### Data extract
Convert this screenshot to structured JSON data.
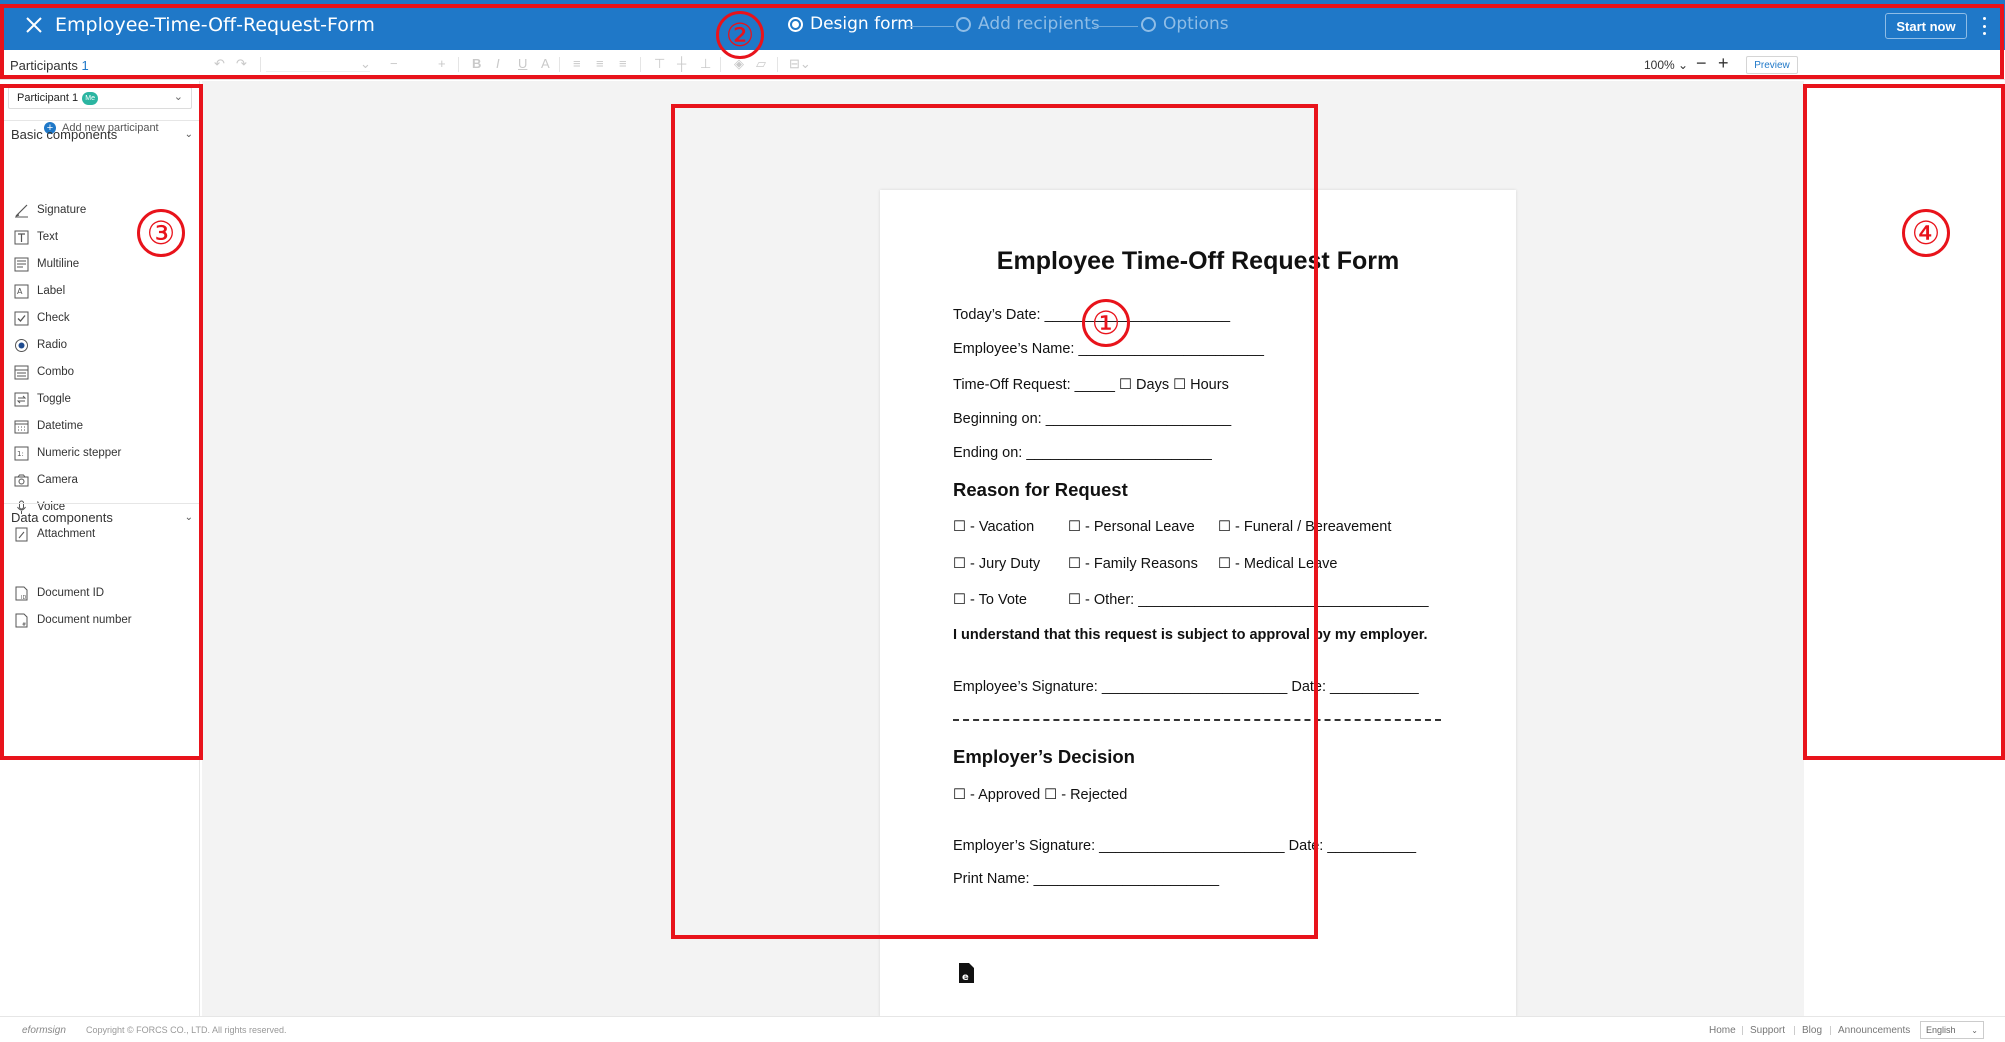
{
  "header": {
    "title": "Employee-Time-Off-Request-Form",
    "steps": [
      {
        "label": "Design form",
        "active": true
      },
      {
        "label": "Add recipients",
        "active": false
      },
      {
        "label": "Options",
        "active": false
      }
    ],
    "start_label": "Start now",
    "colors": {
      "bar": "#1f78c8",
      "annotation": "#e8131b"
    }
  },
  "toolbar": {
    "participants_label": "Participants",
    "participants_count": "1",
    "zoom": "100%",
    "preview_label": "Preview"
  },
  "left_panel": {
    "participant_selected": "Participant 1",
    "me_badge": "Me",
    "add_participant": "Add new participant",
    "basic_section": "Basic components",
    "basic_components": [
      {
        "label": "Signature",
        "icon": "signature-icon"
      },
      {
        "label": "Text",
        "icon": "text-icon"
      },
      {
        "label": "Multiline",
        "icon": "multiline-icon"
      },
      {
        "label": "Label",
        "icon": "label-icon"
      },
      {
        "label": "Check",
        "icon": "check-icon"
      },
      {
        "label": "Radio",
        "icon": "radio-icon"
      },
      {
        "label": "Combo",
        "icon": "combo-icon"
      },
      {
        "label": "Toggle",
        "icon": "toggle-icon"
      },
      {
        "label": "Datetime",
        "icon": "calendar-icon"
      },
      {
        "label": "Numeric stepper",
        "icon": "numeric-stepper-icon"
      },
      {
        "label": "Camera",
        "icon": "camera-icon"
      },
      {
        "label": "Voice",
        "icon": "microphone-icon"
      },
      {
        "label": "Attachment",
        "icon": "attachment-icon"
      }
    ],
    "data_section": "Data components",
    "data_components": [
      {
        "label": "Document ID",
        "icon": "document-id-icon"
      },
      {
        "label": "Document number",
        "icon": "document-number-icon"
      }
    ]
  },
  "document": {
    "title": "Employee Time-Off Request Form",
    "todays_date": "Today’s Date: _______________________",
    "employee_name": "Employee’s Name: _______________________",
    "time_off_request": "Time-Off Request: _____ ☐ Days  ☐ Hours",
    "beginning_on": "Beginning on: _______________________",
    "ending_on": "Ending on: _______________________",
    "reason_heading": "Reason for Request",
    "reason_row1": [
      "☐ - Vacation",
      "☐ - Personal Leave",
      "☐ - Funeral / Bereavement"
    ],
    "reason_row2": [
      "☐ - Jury Duty",
      "☐ - Family Reasons",
      "☐ - Medical Leave"
    ],
    "reason_row3": [
      "☐ - To Vote",
      "☐ - Other: ____________________________________"
    ],
    "understand": "I understand that this request is subject to approval by my employer.",
    "employee_signature": "Employee’s Signature: _______________________  Date: ___________",
    "decision_heading": "Employer’s Decision",
    "decision_options": "☐ - Approved ☐ - Rejected",
    "employer_signature": "Employer’s Signature: _______________________  Date: ___________",
    "print_name": "Print Name: _______________________"
  },
  "annotations": [
    "①",
    "②",
    "③",
    "④"
  ],
  "footer": {
    "brand": "eformsign",
    "copyright": "Copyright © FORCS CO., LTD. All rights reserved.",
    "links": [
      "Home",
      "Support",
      "Blog",
      "Announcements"
    ],
    "language": "English"
  }
}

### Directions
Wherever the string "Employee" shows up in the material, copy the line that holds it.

### Solution to this problem
    "title": "Employee-Time-Off-Request-Form",
    "title": "Employee Time-Off Request Form",
    "employee_name": "Employee’s Name: _______________________",
    "employee_signature": "Employee’s Signature: _______________________  Date: ___________",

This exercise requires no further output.